### YOUR TASK
Note every line in the entries that contains the string "screenshot", and copy it.

### PROVIDED RECORDS
================================
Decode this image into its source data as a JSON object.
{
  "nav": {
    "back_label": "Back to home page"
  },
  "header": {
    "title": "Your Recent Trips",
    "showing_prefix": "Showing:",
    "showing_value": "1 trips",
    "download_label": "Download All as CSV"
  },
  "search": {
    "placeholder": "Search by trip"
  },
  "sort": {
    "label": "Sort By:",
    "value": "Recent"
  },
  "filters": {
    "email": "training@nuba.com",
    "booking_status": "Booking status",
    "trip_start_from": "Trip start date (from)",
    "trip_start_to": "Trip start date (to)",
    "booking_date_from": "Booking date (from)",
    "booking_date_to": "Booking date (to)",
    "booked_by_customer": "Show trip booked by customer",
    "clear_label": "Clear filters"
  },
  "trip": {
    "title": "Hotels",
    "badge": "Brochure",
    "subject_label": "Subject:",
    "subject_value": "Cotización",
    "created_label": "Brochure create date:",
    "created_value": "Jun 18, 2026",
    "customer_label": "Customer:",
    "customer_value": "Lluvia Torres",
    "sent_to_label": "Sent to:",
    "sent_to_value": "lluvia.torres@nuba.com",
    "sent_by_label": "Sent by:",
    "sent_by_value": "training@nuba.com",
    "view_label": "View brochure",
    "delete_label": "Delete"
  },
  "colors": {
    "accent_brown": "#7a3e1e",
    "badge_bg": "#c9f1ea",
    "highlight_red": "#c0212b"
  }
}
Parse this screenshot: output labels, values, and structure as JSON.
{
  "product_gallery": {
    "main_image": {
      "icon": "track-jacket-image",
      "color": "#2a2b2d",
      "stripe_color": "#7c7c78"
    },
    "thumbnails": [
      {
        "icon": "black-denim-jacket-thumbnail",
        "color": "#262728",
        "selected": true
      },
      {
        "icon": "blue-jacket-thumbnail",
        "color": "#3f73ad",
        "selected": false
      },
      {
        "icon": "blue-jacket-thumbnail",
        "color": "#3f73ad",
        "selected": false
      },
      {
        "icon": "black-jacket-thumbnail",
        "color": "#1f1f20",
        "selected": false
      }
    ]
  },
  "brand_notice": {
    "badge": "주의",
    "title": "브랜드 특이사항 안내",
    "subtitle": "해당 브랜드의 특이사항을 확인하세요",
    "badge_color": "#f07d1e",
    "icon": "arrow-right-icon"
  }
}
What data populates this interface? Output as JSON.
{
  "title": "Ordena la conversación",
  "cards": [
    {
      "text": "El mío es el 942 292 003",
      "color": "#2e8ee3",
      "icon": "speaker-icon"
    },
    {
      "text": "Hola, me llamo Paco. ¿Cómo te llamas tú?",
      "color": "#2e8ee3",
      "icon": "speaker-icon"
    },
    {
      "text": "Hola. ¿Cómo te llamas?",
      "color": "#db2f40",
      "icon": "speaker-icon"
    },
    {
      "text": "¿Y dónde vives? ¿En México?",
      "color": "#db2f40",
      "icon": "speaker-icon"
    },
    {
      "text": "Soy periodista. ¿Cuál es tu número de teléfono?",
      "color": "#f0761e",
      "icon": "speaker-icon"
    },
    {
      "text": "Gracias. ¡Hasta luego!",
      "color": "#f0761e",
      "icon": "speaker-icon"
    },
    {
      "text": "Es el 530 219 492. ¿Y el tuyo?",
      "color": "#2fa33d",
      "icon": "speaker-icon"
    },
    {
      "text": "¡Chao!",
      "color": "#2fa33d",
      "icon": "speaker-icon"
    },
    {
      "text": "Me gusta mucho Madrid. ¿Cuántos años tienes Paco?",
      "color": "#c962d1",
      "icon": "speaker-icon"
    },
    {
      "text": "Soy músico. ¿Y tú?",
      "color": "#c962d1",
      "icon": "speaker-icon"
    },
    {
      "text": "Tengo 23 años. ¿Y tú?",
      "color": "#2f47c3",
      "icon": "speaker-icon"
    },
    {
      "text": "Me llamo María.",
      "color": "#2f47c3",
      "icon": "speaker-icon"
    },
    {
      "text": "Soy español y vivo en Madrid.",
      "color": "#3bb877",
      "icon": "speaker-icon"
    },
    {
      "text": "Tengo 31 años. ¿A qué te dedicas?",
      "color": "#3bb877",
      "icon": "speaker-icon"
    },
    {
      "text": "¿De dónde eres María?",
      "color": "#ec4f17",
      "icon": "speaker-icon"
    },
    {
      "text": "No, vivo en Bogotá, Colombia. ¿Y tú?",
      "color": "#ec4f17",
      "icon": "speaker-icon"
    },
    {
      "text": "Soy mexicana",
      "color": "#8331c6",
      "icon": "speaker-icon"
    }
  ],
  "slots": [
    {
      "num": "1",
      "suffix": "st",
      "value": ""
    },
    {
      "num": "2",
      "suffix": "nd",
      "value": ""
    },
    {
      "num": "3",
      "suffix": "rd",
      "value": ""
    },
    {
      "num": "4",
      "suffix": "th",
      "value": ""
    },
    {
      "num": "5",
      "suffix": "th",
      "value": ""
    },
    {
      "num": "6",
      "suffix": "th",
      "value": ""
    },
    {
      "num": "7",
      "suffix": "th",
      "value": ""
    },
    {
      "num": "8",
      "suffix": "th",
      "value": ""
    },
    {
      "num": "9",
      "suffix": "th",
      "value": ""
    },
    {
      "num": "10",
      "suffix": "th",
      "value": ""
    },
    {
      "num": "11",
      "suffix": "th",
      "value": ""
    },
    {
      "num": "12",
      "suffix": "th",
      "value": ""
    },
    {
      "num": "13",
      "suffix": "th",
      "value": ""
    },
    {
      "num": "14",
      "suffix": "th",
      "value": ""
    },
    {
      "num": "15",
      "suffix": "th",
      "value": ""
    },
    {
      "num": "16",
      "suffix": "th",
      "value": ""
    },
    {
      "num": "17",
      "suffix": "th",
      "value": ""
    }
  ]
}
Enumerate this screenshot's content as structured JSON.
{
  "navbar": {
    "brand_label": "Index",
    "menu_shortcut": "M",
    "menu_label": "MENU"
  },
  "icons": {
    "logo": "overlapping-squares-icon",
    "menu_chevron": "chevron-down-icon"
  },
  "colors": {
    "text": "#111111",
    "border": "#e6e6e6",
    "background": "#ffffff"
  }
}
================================
### RESULT FOR THIS EXERCISE
Parse this screenshot: output labels, values, and structure as JSON.
Enumerate this screenshot's content as structured JSON.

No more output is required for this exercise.